*** AVAILABLE DATA ***

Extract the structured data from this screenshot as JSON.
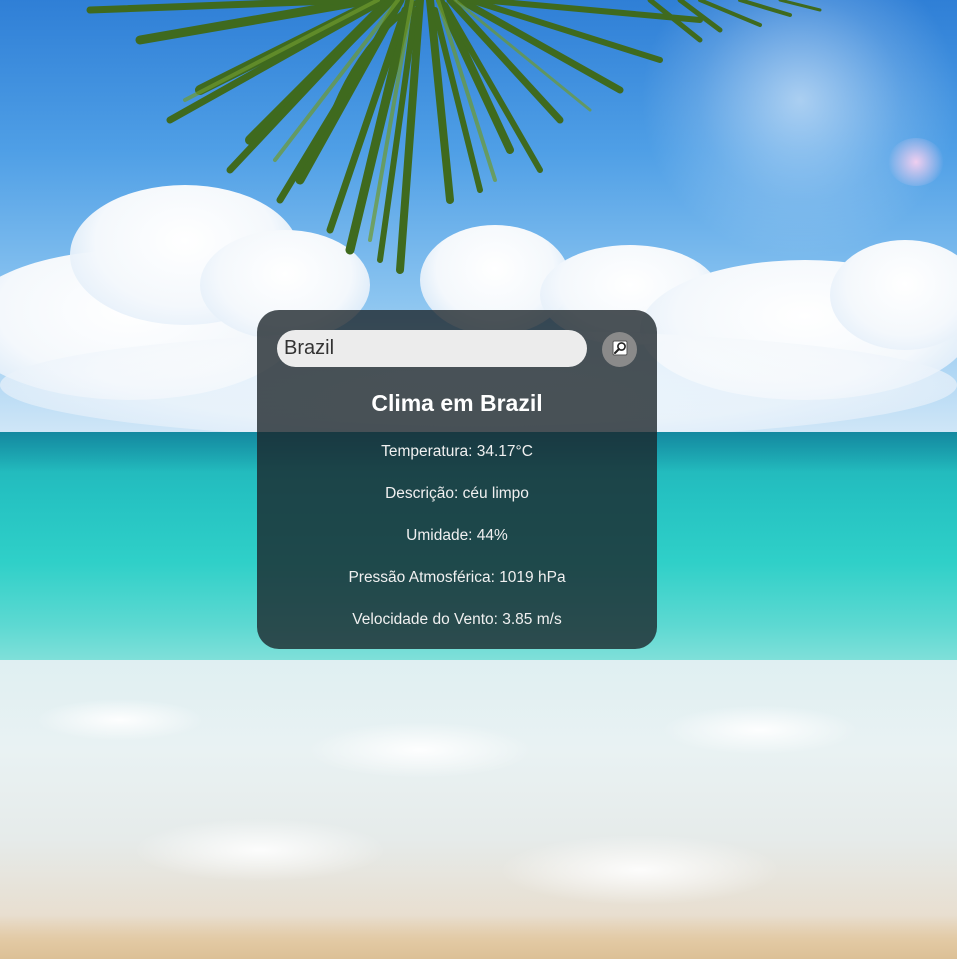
{
  "search": {
    "value": "Brazil",
    "button_icon": "search-icon"
  },
  "weather": {
    "title": "Clima em Brazil",
    "temperature": "Temperatura: 34.17°C",
    "description": "Descrição: céu limpo",
    "humidity": "Umidade: 44%",
    "pressure": "Pressão Atmosférica: 1019 hPa",
    "wind": "Velocidade do Vento: 3.85 m/s"
  },
  "colors": {
    "card_background": "#19232a",
    "input_background": "#ececec",
    "button_background": "#8a8a8a",
    "text": "#ffffff"
  }
}
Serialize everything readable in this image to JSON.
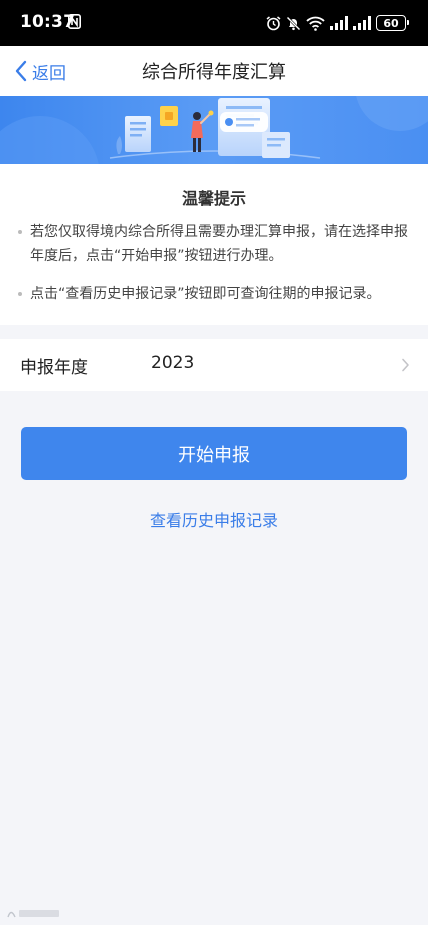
{
  "status_bar": {
    "time": "10:37",
    "battery": "60"
  },
  "nav": {
    "back_label": "返回",
    "title": "综合所得年度汇算"
  },
  "tips": {
    "title": "温馨提示",
    "items": [
      "若您仅取得境内综合所得且需要办理汇算申报，请在选择申报年度后，点击“开始申报”按钮进行办理。",
      "点击“查看历史申报记录”按钮即可查询往期的申报记录。"
    ]
  },
  "year_row": {
    "label": "申报年度",
    "value": "2023"
  },
  "actions": {
    "start_label": "开始申报",
    "history_label": "查看历史申报记录"
  },
  "colors": {
    "accent": "#3f86ed",
    "link": "#3a7de8",
    "page_bg": "#f4f5f9"
  }
}
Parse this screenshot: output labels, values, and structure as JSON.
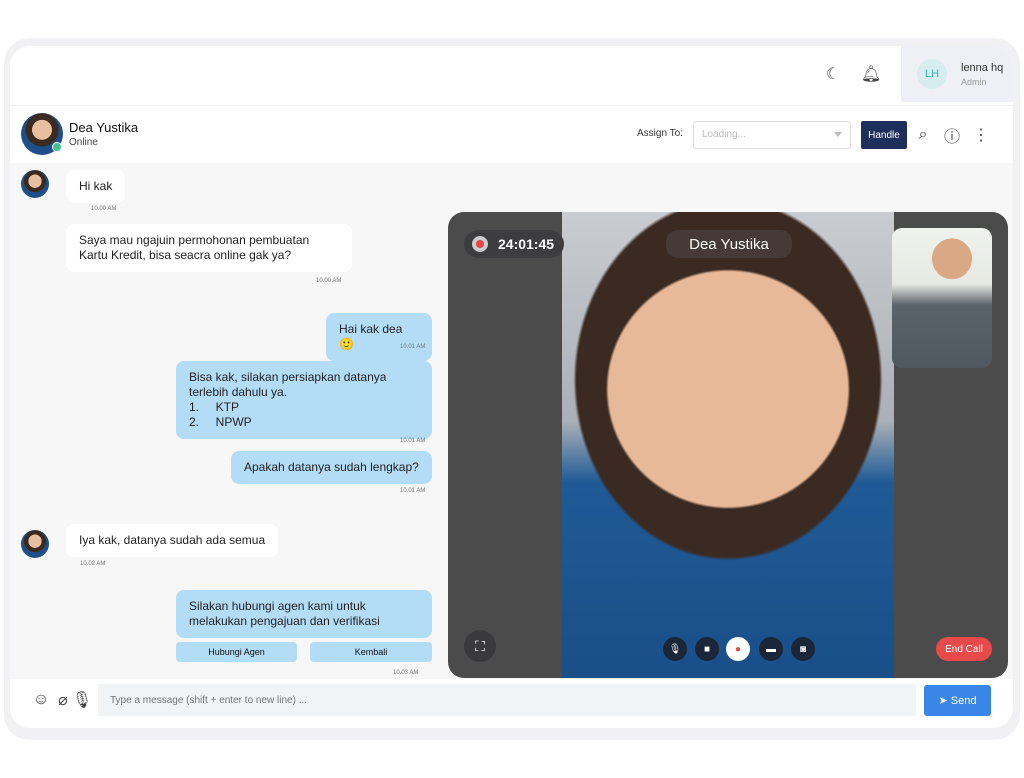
{
  "topbar": {
    "theme_icon": "moon-icon",
    "notifications_icon": "bell-icon",
    "user": {
      "initials": "LH",
      "name": "lenna hq",
      "role": "Admin"
    }
  },
  "chat_header": {
    "name": "Dea Yustika",
    "status": "Online",
    "assign_label": "Assign To:",
    "assign_placeholder": "Loading...",
    "handle_label": "Handle"
  },
  "messages": [
    {
      "from": "customer",
      "text": "Hi kak",
      "time": "10.00 AM"
    },
    {
      "from": "customer",
      "text": "Saya mau ngajuin permohonan pembuatan Kartu Kredit, bisa seacra online gak ya?",
      "time": "10.00 AM"
    },
    {
      "from": "agent",
      "text": "Hai kak dea 🙂",
      "time": "10.01 AM"
    },
    {
      "from": "agent",
      "text": "Bisa kak, silakan persiapkan datanya terlebih dahulu ya.",
      "list": [
        "1.     KTP",
        "2.     NPWP"
      ],
      "time": "10.01 AM"
    },
    {
      "from": "agent",
      "text": "Apakah datanya sudah lengkap?",
      "time": "10.01 AM"
    },
    {
      "from": "customer",
      "text": "Iya kak, datanya sudah ada semua",
      "time": "10.02 AM"
    },
    {
      "from": "agent",
      "text": "Silakan hubungi agen kami untuk melakukan pengajuan dan verifikasi",
      "buttons": [
        "Hubungi Agen",
        "Kembali"
      ],
      "time": "10.03 AM"
    }
  ],
  "video_call": {
    "timer": "24:01:45",
    "caller_name": "Dea Yustika",
    "end_label": "End Call",
    "colors": {
      "end": "#e84a4a",
      "record": "#e74545"
    }
  },
  "composer": {
    "placeholder": "Type a message (shift + enter to new line) ...",
    "send_label": "Send"
  },
  "colors": {
    "agent_bubble": "#b3dcf7",
    "handle_button": "#1e2f5c",
    "send_button": "#3a86e8",
    "online": "#47c08f"
  }
}
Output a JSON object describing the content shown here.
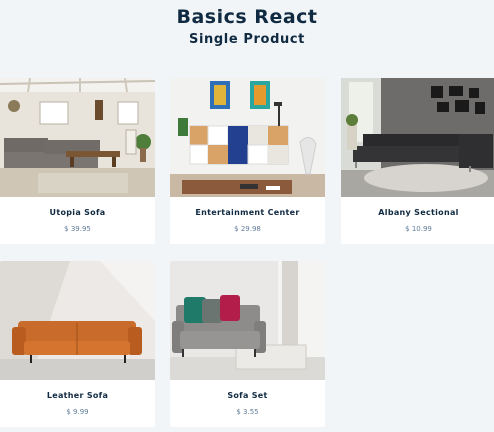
{
  "header": {
    "title": "Basics React",
    "subtitle": "Single Product"
  },
  "products": [
    {
      "name": "Utopia Sofa",
      "price": "$ 39.95",
      "image": "living-room-sectional-image"
    },
    {
      "name": "Entertainment Center",
      "price": "$ 29.98",
      "image": "entertainment-center-image"
    },
    {
      "name": "Albany Sectional",
      "price": "$ 10.99",
      "image": "dark-sectional-image"
    },
    {
      "name": "Leather Sofa",
      "price": "$ 9.99",
      "image": "leather-sofa-image"
    },
    {
      "name": "Sofa Set",
      "price": "$ 3.55",
      "image": "grey-sofa-image"
    }
  ]
}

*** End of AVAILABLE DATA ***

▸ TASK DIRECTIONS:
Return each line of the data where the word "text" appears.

▸ RESPONSE BELOW:
    "text": "#ffffff"
      "text": "Hi kak",
      "text": "Saya mau ngajuin permohonan pembuatan Kartu Kredit, bisa seacra online gak ya?",
      "text": "Hai kak dea 🙂",
      "text": "Bisa kak, silakan persiapkan datanya terlebih dahulu ya.",
      "text": "Apakah datanya sudah lengkap?",
      "text": "Iya kak, datanya sudah ada semua",
      "text": "Silakan hubungi agen kami untuk melakukan pengajuan dan verifikasi",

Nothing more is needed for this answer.